Our C3D Web Vision component provides visualization on Web pages; we released this component just last year. Some of the new features are carried over from C3D Vision, while others are completely new for us in Web visualization.
We added the ability to switch between several rendering modes of models: wireframe, shaded, and shaded with wireframe. We plan to add more modes later, such as hidden edges and model outlines.
When you switch model views, you now experience smooth camera animation. The animation can be interrupted, unlike in the desktop version in C3D Web Vision, such as when you suddenly choose a different view of the model: the animation of turning to the current view stops, and the animation switches to the new view.
To implement annotation graphics, we developed a new object to C3D Web Vision, “geometric annotation.” It improves the annotation function used by native visualizations; in particular, when manipulating text objects on the stage, the font size remains the same. The animations below demonstrate the difference in how annotations work between Web Vision and Vision:
We implemented new processes in C3D Web Vision to manage models, some of which are different from our native visualization module. For example, the geometry search process is improved significantly in performance and function, so that it no longer depends on the rendering context, and just plain runs faster. Searches are carried out by the depth of the model elements, for instance when selecting with a frame, or only with the cursor; all objects located in the selection area are searched.

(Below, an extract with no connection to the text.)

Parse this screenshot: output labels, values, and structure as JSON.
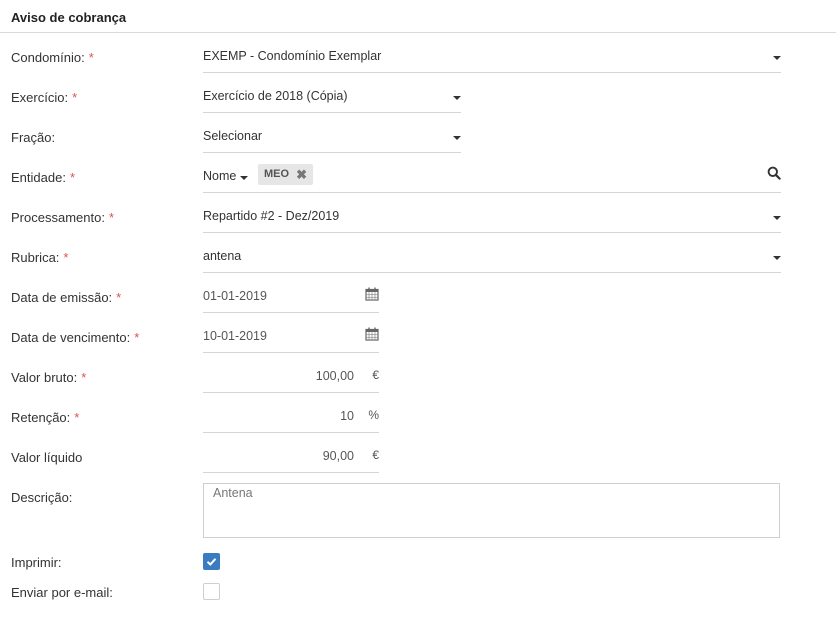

Also implemented are processes for adding PMI (product manufacturing information) annotations and dynamic sections.
A completely new function lets you to set a color scheme for the selected model elements.

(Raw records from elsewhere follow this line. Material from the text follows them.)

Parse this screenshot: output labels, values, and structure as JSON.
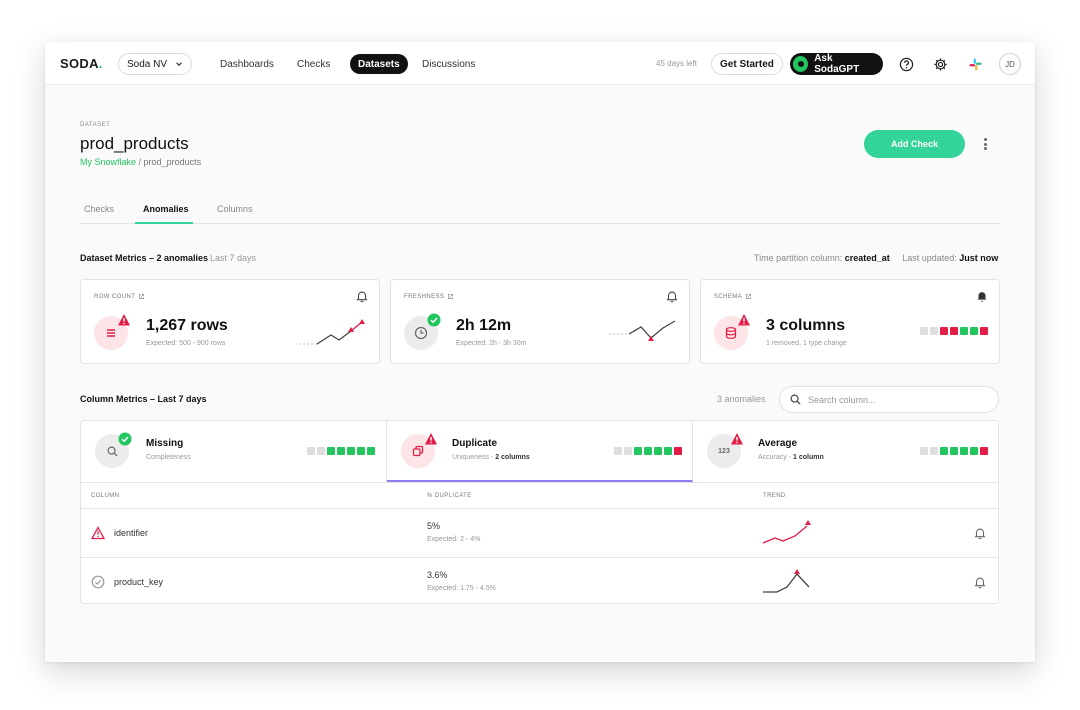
{
  "nav": {
    "logo": "SODA",
    "logo_dot": ".",
    "org": "Soda NV",
    "links": [
      "Dashboards",
      "Checks",
      "Datasets",
      "Discussions"
    ],
    "active_link": "Datasets",
    "trial": "45 days left",
    "get_started": "Get Started",
    "ask_gpt": "Ask SodaGPT",
    "avatar": "JD"
  },
  "header": {
    "eyebrow": "DATASET",
    "title": "prod_products",
    "breadcrumb_source": "My Snowflake",
    "breadcrumb_sep": " / ",
    "breadcrumb_dataset": "prod_products",
    "add_check": "Add Check"
  },
  "tabs": [
    "Checks",
    "Anomalies",
    "Columns"
  ],
  "active_tab": "Anomalies",
  "dataset_metrics": {
    "title": "Dataset Metrics – 2 anomalies",
    "period": "Last 7 days",
    "partition_label": "Time partition column: ",
    "partition_value": "created_at",
    "updated_label": "Last updated: ",
    "updated_value": "Just now",
    "cards": [
      {
        "label": "ROW COUNT",
        "value": "1,267 rows",
        "sub": "Expected: 500 - 900 rows",
        "status": "anomaly",
        "icon": "list-icon"
      },
      {
        "label": "FRESHNESS",
        "value": "2h 12m",
        "sub": "Expected: 2h - 3h 30m",
        "status": "ok",
        "icon": "clock-icon"
      },
      {
        "label": "SCHEMA",
        "value": "3 columns",
        "sub": "1 removed, 1 type change",
        "status": "anomaly",
        "icon": "database-icon"
      }
    ]
  },
  "column_metrics": {
    "title": "Column Metrics – Last 7 days",
    "anomaly_count": "3 anomalies",
    "search_placeholder": "Search column...",
    "tabs": [
      {
        "title": "Missing",
        "sub": "Completeness",
        "sub_bold": "",
        "status": "ok"
      },
      {
        "title": "Duplicate",
        "sub": "Uniqueness - ",
        "sub_bold": "2 columns",
        "status": "anomaly"
      },
      {
        "title": "Average",
        "sub": "Accuracy - ",
        "sub_bold": "1 column",
        "status": "anomaly",
        "icon_text": "123"
      }
    ],
    "table": {
      "headers": [
        "COLUMN",
        "% DUPLICATE",
        "TREND"
      ],
      "rows": [
        {
          "column": "identifier",
          "value": "5%",
          "expected": "Expected: 2 - 4%",
          "status": "anomaly"
        },
        {
          "column": "product_key",
          "value": "3.6%",
          "expected": "Expected: 1.75 - 4.5%",
          "status": "ok"
        }
      ]
    }
  },
  "colors": {
    "accent": "#34d399",
    "anomaly": "#e11d48",
    "ok": "#22c55e",
    "selected_tab": "#8b7cf0"
  }
}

To create custom camera views, another new tool allows you to save and restore camera settings.
We also significantly improved the rendering performance overall.
In the desktop version of the visualization, all of the changes are aimed at improving its stability and performance.
New Web Visualization Demo
We added a new section on our Web site for the C3D Web Vision’s product page at https://c3dlabs.com/en/products/c3d-toolkit/web-vision/. It shows the C3D Web Viewer developed from C3D Web Vision to demonstrate the capabilities of our Web visualization engine. It currently lets you view only a single model, which is loaded automatically when you open the viewer. We plan to add to the viewer all of the functions of C3D Web Vision, especially the ability to open multiple models and to upload your own.
At time of writing, C3D Web Viewer offers the following functions of our Web component:
- Showing the whole model
- Switching between standard views
- Switching between parallel and perspective projections
- Switching rendering modes of models
- Viewing model trees
- Hiding/showing model elements in trees
Availability and Pricing
The 2022 edition of C3D Toolkit is available now. The entire toolkit, as well as individual components, is available for testing in your programming environment at no charge. For details, see https://c3dlabs.com/en/evaluation/.